We know that the man who broke into this place, having just murdered Corporal Nathan Cirillo, had just two years earlier gotten himself arrested by sharpening a stick and trying to rob a McDonald's. He then waited for the police to show up so he could beg a judge to send him to jail so that he could get addiction counselling, so that he could get help, because he knew he was a threat to himself and to others.
It is a failure of our system not because we did not have enough laws to put him in jail at that time or have surveillance on him as a potential terrorist; it is a condemnation of the system that he fell through the cracks for mental health counselling and addiction counselling. We could have saved two lives, Corporal Nathan Cirillo's and the shooter's, had we had a program in place.
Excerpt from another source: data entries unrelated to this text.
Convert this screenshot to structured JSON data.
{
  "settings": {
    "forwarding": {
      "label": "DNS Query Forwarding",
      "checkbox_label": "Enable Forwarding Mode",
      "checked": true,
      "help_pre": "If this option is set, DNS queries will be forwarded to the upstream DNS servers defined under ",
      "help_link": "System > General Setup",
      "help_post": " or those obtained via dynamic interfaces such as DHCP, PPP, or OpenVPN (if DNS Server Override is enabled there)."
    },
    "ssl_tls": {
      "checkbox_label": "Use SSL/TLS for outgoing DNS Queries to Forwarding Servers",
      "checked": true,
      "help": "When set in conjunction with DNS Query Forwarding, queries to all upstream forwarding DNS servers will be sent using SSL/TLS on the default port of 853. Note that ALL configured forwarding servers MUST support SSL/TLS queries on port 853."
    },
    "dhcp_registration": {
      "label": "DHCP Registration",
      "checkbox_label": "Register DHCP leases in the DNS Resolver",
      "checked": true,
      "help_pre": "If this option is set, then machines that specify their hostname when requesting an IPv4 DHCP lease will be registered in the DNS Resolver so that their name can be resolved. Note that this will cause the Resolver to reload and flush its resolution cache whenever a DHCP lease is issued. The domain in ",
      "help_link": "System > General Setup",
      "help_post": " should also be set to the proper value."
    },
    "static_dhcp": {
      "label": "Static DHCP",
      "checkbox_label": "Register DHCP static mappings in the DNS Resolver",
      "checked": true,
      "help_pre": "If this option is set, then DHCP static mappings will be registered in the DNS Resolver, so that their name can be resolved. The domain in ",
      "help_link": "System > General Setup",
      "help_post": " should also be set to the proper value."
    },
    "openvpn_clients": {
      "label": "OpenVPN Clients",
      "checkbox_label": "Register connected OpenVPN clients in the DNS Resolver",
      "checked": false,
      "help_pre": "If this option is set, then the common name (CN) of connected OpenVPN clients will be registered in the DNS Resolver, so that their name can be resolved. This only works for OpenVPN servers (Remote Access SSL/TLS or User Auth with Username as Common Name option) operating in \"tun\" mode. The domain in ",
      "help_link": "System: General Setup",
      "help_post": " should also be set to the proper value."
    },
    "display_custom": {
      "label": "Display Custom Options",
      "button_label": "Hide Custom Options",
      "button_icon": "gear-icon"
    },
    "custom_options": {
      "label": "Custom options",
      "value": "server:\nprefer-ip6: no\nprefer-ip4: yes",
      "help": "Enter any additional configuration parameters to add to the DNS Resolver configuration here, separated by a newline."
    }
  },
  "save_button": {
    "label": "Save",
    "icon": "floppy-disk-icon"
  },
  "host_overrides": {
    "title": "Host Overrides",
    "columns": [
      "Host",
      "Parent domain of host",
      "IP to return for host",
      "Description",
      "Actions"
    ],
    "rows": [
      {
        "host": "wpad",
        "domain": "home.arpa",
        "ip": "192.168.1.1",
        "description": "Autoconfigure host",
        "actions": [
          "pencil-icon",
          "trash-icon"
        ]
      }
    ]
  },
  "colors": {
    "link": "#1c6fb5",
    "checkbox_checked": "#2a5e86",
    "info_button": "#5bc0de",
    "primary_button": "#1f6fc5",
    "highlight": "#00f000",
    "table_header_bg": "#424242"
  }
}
That is where we should be putting our attention.
To turn my attention to the bill before us and what is wrong with it, and there is so very much wrong with it, I will start with the fact that in its information sharing provisions, it is so over-broad and overreaching that it could require information collected about every Canadian. There is almost no one who could not be seen to be snagged at some point by this definition and the way in which information would be shared.
The Privacy Commissioner of Canada, Daniel Therrien, has expressed his concerns. Virtually every privacy expert in Canada thinks the information sharing contemplated by part 1 of the bill is extreme. It would essentially apply to every agency of Canada and could provide a complete profile of every citizen and everything they do. This must be tightened up. If we are going to have this kind of information provision in the interest of terrorism, then the definition should be about terrorism, not about things that could include dissent of all kinds.
Again, I have heard many Conservative members of Parliament say that there should be no concern about non-violent civil disobedience, but then they parrot back to me a definition that clearly excludes non-violent civil disobedience. It says:
For greater certainty, it does not include lawful advocacy, protest, dissent and artistic expression.
Well, the use of the word “lawful” at the beginning of that phrase has been interpreted by other legal analysts, not just me, but by numerous scholars who have been looking at this proposed law since it was brought forward, to apply to all aspects. If people violated a municipal bylaw, they would no longer be engaged in a lawful activity.
This needs to be clarified, and despite my efforts in asking the Minister of Public Safety and Emergency Preparedness, the Minister of Justice, and the Prime Minister, no one has yet said that it is not their intention to cover and criminalize non-violent civil disobedience, beyond a level that is already criminal, because people take an active conscience to break a law they find unjust.
There is more here than I can get to. However, moving ahead, in part 4 we have been told that there is judicial oversight. There is no such thing. It is only in instances where CSIS agents believe that what they are about to do will violate the charter that they would go to a judge to get a warrant. This is not judicial oversight. Are these CSIS agents going to be trained in the law? The Minister of Justice and the Supreme Court of Canada frequently disagree about what is a charter violation.
We have lost the inspector general for CSIS. That position of oversight was removed in an omnibus bill in 2012. This bill cannot be simply fixed with more oversight. It would be better to scrap it and start over, starting with an evidence-based question: What do law enforcement agencies tell us they need that they do not already have?